**Exercise directions:** As the answer, give exactly the lines of the records below from the one with "Extract the structured" through the one with "Output a JSON", ends included and pictures left out.

Interface dataset entries
+ + +
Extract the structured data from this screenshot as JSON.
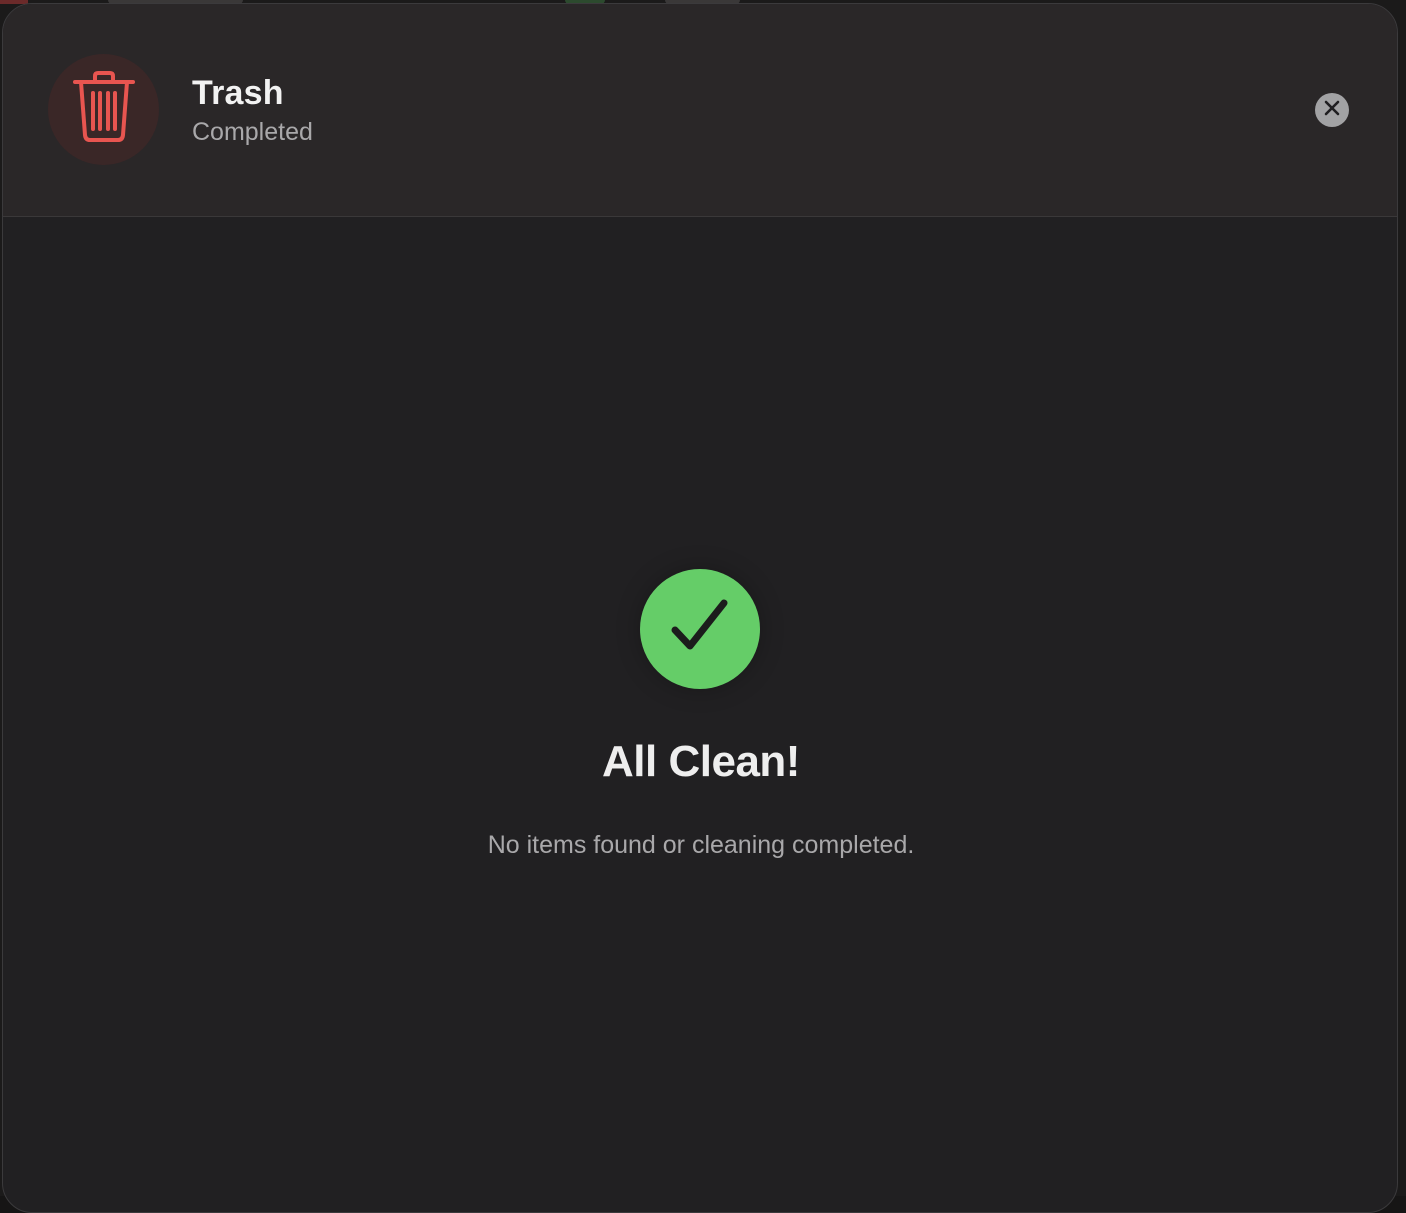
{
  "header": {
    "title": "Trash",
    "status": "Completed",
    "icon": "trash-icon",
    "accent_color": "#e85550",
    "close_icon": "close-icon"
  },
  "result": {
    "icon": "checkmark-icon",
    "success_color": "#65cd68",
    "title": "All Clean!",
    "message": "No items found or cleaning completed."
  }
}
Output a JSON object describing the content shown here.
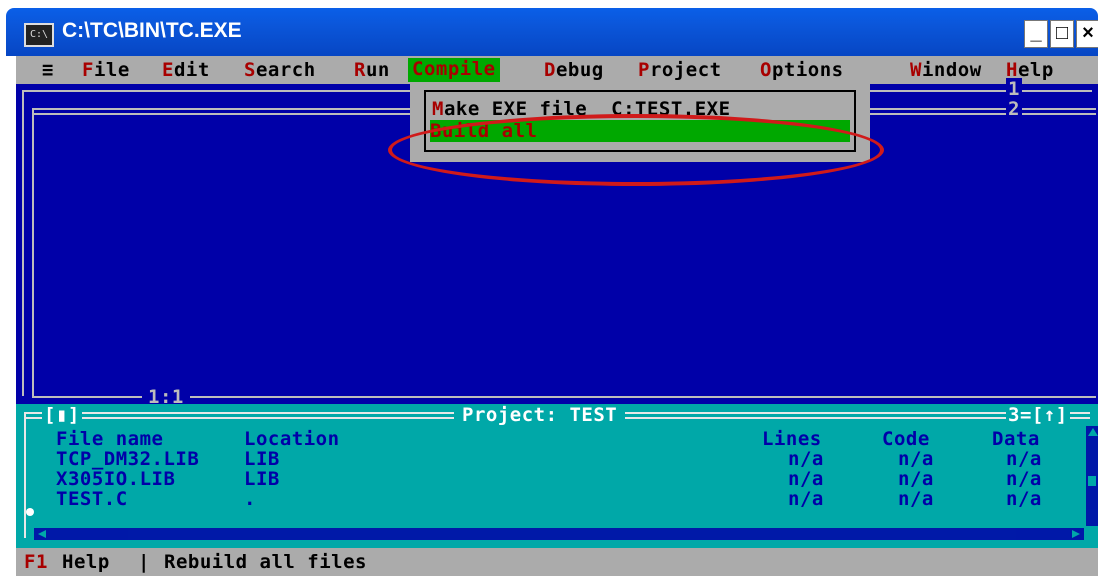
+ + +
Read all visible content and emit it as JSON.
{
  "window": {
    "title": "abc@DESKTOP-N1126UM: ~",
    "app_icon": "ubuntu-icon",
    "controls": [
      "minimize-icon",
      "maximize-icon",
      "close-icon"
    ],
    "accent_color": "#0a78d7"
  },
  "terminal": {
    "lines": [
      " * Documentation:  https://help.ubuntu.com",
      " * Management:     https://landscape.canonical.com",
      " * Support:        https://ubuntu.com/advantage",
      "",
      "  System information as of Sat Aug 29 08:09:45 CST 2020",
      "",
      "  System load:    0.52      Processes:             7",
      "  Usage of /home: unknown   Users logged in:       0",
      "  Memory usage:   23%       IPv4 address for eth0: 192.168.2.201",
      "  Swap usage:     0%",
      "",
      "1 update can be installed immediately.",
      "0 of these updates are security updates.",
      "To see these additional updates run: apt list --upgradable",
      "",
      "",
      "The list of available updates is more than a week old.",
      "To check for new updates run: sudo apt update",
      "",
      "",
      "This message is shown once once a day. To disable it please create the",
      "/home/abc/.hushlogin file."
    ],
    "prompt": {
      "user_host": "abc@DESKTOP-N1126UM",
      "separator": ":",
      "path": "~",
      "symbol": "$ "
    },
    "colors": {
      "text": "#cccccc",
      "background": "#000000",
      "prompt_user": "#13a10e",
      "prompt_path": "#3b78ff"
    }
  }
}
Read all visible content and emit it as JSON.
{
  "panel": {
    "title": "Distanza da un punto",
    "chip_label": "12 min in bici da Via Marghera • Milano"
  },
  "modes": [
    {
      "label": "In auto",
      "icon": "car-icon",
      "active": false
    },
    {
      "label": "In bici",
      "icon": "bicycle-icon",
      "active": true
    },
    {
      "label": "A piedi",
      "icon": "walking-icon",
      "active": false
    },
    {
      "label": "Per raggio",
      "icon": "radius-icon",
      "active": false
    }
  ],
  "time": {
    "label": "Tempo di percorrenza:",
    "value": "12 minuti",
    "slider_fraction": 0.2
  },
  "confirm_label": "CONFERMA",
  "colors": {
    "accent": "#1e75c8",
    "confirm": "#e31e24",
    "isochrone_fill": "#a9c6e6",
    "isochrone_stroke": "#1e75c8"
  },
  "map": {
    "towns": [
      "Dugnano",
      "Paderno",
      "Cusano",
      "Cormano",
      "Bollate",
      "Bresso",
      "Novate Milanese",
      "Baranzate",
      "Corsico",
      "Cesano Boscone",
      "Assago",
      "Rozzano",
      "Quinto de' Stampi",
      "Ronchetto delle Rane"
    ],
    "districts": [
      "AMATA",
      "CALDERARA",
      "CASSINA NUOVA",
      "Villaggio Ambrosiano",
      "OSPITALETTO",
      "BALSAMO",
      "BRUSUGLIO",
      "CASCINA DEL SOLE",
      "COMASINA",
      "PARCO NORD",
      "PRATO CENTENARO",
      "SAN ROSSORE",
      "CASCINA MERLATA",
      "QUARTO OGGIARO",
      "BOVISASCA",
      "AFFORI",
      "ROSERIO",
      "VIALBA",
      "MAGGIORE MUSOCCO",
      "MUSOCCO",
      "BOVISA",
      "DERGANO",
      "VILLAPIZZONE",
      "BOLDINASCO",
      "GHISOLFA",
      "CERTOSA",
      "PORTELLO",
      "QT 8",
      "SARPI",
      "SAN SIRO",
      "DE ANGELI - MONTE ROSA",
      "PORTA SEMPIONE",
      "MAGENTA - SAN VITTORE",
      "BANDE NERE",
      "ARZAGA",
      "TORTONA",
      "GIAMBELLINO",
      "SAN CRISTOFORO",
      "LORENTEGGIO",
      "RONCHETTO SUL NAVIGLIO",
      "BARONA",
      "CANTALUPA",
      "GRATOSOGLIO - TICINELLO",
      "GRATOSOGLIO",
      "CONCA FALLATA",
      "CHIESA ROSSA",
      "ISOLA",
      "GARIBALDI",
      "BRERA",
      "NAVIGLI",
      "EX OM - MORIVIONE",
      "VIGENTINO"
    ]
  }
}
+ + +
**Output of the task:**
Extract the structured data from this screenshot as JSON.
{
  "header": {
    "title": "Trash",
    "status": "Completed",
    "icon": "trash-icon",
    "accent_color": "#e85550",
    "close_icon": "close-icon"
  },
  "result": {
    "icon": "checkmark-icon",
    "success_color": "#65cd68",
    "title": "All Clean!",
    "message": "No items found or cleaning completed."
  }
}
Output a JSON object describing the content shown here.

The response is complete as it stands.